Directions for this task → Check each line of the data below for the string "JSON". Then give the number of lines that have it, without anything else.

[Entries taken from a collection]
-- -- --
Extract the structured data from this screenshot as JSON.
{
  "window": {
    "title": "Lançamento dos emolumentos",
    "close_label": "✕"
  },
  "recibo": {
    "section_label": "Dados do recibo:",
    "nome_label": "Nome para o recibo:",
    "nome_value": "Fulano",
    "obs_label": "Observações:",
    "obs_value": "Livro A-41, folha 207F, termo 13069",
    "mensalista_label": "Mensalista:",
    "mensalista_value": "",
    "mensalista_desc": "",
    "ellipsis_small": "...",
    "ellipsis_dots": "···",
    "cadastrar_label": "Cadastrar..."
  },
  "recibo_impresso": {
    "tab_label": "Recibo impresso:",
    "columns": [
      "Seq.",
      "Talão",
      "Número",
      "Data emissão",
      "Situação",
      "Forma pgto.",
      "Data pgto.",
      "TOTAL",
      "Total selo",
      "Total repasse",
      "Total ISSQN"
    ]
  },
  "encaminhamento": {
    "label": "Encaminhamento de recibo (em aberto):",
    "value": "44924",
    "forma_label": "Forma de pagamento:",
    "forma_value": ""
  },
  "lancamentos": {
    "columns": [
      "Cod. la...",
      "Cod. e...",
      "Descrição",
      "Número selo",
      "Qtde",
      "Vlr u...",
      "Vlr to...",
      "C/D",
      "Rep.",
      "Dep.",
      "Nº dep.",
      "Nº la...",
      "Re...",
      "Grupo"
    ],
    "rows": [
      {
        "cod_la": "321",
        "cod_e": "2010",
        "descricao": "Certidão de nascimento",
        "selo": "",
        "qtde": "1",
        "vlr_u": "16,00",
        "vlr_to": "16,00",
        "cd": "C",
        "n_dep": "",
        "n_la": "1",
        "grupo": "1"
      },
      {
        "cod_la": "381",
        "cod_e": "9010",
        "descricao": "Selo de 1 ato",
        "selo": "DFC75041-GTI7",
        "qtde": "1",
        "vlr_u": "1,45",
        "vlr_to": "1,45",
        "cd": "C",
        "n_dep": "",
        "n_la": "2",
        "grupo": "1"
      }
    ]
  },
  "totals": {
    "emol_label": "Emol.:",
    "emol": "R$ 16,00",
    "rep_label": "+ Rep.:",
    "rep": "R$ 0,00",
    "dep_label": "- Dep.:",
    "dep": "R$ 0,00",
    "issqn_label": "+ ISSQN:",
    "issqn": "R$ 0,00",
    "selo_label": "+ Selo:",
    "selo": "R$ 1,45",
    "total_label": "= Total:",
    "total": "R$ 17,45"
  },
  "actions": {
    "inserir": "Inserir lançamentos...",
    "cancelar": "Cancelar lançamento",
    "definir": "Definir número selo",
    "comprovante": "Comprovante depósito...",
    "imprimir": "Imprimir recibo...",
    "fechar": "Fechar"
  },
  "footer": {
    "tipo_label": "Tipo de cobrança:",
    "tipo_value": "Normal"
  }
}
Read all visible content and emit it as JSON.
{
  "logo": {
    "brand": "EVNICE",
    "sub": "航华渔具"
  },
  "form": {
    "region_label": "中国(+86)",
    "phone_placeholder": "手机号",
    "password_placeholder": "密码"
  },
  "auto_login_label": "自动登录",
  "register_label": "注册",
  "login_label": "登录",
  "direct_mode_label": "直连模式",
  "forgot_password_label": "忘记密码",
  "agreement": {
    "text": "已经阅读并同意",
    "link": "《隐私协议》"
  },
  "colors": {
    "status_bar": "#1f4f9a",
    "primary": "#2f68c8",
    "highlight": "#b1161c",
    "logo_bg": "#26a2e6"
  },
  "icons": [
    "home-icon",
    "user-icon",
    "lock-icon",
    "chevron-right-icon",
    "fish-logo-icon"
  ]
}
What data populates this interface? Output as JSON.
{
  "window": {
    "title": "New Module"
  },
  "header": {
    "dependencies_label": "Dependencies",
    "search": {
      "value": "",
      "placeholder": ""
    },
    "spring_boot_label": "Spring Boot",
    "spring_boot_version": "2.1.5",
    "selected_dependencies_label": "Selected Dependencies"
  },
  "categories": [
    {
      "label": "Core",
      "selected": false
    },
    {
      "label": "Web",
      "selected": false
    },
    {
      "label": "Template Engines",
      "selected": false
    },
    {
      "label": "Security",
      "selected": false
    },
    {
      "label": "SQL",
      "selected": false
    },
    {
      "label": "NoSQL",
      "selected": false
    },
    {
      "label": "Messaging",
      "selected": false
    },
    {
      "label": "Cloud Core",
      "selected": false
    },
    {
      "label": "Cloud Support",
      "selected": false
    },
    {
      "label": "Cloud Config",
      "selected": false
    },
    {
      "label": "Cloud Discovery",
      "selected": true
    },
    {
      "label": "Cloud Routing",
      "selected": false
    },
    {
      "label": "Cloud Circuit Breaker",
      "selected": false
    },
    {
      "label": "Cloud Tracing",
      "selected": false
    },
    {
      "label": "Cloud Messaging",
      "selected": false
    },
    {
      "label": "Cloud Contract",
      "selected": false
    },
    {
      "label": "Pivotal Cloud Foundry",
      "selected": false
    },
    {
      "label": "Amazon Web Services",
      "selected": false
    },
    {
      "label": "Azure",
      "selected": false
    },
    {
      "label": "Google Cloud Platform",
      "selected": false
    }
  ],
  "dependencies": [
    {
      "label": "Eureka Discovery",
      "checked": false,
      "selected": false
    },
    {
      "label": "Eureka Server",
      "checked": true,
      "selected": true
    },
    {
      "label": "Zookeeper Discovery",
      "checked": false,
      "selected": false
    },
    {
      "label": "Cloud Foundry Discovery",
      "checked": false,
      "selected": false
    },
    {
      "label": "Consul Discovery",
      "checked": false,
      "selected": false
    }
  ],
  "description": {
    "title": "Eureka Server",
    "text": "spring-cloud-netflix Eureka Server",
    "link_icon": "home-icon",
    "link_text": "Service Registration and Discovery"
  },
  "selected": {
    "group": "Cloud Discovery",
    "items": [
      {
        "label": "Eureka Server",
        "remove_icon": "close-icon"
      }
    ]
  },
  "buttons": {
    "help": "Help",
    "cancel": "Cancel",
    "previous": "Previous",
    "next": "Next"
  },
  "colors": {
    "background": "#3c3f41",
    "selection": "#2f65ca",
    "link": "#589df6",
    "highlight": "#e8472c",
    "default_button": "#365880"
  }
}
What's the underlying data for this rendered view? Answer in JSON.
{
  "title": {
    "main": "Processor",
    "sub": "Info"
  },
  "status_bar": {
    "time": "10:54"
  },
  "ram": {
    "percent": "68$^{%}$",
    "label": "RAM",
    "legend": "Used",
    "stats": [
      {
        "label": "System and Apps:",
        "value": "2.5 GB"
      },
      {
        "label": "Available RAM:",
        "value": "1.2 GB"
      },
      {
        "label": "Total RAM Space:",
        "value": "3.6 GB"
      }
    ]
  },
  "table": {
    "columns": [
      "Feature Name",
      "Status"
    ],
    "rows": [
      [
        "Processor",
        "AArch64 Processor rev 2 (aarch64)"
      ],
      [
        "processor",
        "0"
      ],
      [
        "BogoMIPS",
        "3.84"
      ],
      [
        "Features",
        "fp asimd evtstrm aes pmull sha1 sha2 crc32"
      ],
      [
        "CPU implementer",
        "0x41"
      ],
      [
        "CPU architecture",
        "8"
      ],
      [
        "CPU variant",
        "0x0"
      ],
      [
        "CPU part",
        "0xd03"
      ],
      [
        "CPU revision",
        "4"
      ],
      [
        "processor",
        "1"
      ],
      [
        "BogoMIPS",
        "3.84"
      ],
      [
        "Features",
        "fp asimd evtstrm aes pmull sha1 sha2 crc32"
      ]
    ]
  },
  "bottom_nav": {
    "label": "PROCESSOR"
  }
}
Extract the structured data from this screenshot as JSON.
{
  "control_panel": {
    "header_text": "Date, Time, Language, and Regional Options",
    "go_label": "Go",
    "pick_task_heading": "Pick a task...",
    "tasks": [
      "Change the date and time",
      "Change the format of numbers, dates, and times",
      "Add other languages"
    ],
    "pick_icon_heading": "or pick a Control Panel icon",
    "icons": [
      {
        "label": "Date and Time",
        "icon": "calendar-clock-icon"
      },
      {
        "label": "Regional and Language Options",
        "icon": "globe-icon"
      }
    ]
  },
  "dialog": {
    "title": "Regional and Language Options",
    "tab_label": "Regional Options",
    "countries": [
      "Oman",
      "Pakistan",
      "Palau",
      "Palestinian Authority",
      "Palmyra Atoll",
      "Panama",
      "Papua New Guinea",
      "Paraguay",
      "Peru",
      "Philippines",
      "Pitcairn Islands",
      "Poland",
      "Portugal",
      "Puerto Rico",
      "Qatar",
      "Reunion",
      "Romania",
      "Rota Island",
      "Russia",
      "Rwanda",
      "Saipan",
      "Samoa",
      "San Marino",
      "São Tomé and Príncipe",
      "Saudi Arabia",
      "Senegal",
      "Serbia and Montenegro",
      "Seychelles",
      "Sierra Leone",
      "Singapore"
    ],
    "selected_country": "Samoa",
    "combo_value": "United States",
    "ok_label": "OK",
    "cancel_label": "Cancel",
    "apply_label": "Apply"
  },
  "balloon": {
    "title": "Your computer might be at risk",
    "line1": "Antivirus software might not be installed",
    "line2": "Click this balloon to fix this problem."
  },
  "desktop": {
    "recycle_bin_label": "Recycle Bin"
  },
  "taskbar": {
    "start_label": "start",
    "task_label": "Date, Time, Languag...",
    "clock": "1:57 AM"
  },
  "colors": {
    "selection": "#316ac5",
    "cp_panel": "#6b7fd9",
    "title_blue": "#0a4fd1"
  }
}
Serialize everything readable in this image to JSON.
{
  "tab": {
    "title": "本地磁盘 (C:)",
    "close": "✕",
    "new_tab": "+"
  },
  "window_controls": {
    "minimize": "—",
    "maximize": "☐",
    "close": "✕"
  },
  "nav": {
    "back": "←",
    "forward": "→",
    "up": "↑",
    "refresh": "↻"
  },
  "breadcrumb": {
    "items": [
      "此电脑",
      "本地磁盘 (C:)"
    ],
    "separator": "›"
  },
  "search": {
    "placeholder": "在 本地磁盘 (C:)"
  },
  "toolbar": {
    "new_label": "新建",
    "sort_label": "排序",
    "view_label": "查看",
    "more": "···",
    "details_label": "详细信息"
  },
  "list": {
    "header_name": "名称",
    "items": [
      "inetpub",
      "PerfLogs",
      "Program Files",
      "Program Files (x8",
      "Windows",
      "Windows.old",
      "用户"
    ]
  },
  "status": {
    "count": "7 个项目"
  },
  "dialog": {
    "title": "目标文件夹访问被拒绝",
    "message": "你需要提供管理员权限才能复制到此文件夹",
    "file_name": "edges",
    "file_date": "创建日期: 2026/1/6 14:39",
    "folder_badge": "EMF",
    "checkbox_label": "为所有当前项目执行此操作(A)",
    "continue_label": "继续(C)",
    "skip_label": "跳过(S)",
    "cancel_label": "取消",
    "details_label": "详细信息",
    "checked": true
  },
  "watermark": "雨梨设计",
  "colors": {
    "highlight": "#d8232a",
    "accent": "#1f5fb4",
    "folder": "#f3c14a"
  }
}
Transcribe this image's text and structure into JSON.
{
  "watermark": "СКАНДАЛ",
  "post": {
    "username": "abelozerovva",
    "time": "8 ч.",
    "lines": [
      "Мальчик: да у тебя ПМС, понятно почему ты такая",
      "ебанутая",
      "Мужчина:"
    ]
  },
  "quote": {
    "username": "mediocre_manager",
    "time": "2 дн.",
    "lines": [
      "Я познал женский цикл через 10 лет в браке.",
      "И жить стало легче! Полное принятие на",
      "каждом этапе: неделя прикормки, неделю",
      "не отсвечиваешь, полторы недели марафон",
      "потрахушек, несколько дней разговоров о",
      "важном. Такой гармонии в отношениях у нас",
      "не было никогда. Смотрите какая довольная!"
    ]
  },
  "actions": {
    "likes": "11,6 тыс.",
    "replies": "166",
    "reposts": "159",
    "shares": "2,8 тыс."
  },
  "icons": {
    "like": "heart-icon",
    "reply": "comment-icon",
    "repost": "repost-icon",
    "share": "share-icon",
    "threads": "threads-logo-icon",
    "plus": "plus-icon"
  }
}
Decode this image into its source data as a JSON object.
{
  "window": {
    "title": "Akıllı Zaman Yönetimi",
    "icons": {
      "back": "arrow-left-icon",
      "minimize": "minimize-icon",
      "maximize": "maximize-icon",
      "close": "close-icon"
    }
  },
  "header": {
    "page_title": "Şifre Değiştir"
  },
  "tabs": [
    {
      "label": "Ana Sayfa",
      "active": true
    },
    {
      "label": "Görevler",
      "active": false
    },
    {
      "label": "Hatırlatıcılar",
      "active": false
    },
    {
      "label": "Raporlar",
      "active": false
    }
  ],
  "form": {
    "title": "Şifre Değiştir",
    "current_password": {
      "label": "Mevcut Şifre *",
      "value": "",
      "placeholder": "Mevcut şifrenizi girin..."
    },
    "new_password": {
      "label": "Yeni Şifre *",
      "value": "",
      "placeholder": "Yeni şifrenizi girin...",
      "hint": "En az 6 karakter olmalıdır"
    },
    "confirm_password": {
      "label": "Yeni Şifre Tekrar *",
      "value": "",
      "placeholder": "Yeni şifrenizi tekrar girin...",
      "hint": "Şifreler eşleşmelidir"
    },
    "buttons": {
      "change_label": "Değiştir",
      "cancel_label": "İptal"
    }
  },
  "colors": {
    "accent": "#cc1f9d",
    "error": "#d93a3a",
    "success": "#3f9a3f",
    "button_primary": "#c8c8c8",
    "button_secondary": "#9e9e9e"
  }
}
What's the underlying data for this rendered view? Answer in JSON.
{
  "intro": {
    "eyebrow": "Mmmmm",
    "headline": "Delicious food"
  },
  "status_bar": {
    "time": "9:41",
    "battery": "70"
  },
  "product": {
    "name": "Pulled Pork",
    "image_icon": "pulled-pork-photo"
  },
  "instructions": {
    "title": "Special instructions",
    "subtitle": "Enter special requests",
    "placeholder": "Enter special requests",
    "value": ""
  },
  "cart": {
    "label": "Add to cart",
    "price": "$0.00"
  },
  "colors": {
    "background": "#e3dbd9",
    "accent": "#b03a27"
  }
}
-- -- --
Answer section → 9